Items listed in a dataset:

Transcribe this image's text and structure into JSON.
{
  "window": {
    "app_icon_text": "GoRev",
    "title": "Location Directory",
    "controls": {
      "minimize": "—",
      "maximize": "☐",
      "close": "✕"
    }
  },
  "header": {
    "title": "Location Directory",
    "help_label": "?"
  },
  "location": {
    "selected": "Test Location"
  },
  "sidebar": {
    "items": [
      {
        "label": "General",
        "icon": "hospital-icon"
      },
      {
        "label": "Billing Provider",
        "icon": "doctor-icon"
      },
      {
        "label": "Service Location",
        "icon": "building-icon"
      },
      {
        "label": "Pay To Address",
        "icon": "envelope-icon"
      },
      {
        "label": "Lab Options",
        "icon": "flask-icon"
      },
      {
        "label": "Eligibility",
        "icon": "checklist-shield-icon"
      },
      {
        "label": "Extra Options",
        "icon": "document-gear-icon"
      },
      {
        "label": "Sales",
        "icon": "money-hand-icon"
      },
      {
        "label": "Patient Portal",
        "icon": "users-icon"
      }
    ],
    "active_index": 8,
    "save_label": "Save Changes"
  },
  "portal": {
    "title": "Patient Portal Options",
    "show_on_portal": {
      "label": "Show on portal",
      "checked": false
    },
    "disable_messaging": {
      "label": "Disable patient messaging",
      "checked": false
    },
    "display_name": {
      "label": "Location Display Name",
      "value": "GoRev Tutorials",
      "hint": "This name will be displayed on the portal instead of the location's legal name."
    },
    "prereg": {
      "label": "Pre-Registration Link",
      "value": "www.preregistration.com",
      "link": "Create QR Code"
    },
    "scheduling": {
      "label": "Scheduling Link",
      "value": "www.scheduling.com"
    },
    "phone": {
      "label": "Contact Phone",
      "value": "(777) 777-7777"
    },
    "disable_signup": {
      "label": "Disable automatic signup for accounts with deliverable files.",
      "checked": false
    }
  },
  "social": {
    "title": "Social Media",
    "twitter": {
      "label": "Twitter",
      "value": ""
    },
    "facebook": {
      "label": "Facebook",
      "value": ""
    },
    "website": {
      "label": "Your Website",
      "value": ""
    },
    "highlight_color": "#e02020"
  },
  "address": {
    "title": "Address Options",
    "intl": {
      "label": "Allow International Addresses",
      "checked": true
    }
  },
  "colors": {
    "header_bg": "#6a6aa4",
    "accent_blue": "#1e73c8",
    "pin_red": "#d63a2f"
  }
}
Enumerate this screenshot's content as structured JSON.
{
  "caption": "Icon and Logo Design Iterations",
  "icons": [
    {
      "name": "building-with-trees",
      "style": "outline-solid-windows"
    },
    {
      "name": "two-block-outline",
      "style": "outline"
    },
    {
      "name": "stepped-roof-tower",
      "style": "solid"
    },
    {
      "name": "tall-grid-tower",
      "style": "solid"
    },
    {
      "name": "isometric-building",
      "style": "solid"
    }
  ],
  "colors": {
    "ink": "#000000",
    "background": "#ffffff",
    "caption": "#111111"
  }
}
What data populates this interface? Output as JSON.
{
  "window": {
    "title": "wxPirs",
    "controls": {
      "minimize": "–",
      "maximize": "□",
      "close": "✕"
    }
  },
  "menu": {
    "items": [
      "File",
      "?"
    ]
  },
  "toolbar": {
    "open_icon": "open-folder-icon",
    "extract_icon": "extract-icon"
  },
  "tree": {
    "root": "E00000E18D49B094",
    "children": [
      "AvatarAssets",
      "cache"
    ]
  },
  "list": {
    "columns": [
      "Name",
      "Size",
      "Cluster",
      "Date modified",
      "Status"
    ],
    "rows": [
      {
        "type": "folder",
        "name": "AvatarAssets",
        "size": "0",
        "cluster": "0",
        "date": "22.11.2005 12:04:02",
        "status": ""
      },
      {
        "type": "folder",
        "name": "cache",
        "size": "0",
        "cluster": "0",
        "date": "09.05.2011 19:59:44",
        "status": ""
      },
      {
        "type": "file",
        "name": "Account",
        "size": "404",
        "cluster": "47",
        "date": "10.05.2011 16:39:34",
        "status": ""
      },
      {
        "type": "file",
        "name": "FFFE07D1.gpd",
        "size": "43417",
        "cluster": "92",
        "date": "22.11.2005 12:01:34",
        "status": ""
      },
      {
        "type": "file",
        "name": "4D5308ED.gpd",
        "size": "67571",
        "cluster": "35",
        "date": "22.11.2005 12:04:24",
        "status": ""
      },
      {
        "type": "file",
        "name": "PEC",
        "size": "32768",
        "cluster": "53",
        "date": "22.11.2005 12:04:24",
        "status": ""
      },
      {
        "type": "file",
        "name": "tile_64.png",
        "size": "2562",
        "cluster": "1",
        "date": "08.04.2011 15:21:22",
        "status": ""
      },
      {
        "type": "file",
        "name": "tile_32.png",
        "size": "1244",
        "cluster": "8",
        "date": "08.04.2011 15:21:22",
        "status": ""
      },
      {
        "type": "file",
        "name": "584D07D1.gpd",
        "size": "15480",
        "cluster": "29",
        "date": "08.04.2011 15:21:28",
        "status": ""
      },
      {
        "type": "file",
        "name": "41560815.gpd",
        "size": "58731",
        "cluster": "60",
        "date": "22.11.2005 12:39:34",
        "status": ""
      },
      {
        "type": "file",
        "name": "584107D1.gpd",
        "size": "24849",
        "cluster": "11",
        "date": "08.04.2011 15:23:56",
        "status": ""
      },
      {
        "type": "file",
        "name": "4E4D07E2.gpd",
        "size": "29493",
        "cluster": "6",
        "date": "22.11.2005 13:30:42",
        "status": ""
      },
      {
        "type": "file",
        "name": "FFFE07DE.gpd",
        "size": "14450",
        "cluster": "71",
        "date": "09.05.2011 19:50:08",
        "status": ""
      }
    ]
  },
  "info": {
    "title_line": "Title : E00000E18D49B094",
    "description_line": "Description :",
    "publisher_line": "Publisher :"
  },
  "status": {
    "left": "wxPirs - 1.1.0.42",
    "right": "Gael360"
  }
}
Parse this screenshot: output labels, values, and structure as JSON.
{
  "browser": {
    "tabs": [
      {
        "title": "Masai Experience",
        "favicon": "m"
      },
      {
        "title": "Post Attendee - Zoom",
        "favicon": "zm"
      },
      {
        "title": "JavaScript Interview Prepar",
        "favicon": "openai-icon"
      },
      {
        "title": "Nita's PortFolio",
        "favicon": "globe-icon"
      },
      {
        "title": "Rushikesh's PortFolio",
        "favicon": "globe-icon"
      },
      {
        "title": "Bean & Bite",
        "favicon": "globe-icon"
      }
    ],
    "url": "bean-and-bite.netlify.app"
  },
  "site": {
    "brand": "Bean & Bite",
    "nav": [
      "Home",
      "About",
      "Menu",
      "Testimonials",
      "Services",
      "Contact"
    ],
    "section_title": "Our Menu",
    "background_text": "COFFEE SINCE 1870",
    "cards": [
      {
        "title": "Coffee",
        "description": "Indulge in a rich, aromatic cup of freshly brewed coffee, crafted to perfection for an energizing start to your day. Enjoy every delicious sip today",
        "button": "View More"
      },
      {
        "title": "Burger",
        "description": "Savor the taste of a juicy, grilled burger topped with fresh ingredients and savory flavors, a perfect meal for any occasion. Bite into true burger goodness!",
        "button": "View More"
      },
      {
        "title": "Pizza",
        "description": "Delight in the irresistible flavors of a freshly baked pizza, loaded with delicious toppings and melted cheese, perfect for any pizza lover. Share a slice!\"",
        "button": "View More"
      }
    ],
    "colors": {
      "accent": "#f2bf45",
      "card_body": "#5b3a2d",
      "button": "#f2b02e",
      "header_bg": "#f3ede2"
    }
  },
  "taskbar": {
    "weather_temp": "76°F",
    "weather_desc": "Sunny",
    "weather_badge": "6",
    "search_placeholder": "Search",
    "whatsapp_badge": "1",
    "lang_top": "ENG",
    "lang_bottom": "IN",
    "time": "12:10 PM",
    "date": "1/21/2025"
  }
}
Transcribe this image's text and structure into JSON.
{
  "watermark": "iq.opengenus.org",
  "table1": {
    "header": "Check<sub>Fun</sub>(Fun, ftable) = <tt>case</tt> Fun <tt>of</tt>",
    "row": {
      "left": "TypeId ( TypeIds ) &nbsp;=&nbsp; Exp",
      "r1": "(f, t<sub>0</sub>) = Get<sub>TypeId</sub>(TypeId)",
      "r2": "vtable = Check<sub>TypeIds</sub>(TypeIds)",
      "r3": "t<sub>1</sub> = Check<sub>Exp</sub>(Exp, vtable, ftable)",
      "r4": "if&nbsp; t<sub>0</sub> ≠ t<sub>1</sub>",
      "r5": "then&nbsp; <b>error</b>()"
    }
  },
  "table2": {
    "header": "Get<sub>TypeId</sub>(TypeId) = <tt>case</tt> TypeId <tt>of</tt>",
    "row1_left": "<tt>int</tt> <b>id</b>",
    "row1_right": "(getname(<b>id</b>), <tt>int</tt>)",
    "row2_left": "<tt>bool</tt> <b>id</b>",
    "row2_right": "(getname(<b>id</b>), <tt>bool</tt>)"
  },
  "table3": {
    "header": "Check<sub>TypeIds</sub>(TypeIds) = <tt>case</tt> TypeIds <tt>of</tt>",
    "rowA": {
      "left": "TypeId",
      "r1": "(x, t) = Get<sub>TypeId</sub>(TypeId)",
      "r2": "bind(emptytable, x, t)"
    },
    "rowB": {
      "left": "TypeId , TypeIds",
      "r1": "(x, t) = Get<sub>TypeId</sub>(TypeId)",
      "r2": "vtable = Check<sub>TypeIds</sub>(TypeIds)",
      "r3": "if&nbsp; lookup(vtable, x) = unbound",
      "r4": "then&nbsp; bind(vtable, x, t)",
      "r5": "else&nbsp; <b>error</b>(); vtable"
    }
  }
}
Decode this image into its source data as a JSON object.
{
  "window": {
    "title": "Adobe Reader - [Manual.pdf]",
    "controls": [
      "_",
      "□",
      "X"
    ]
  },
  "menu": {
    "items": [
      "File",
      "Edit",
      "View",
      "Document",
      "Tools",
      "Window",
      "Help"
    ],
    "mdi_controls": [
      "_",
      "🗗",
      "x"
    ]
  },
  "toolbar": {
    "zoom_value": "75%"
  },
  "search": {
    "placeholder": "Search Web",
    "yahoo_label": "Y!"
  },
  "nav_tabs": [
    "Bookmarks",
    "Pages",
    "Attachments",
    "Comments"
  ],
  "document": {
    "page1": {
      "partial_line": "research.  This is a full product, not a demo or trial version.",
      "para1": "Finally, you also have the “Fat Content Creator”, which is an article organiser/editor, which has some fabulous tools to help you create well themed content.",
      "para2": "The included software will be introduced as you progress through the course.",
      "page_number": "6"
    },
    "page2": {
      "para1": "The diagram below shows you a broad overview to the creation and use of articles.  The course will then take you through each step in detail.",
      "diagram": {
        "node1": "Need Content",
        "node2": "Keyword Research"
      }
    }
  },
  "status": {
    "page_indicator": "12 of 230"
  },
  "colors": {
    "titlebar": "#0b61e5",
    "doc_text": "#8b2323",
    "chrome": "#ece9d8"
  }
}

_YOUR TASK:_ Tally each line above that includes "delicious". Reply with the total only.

_TASK SOLUTION:_ 2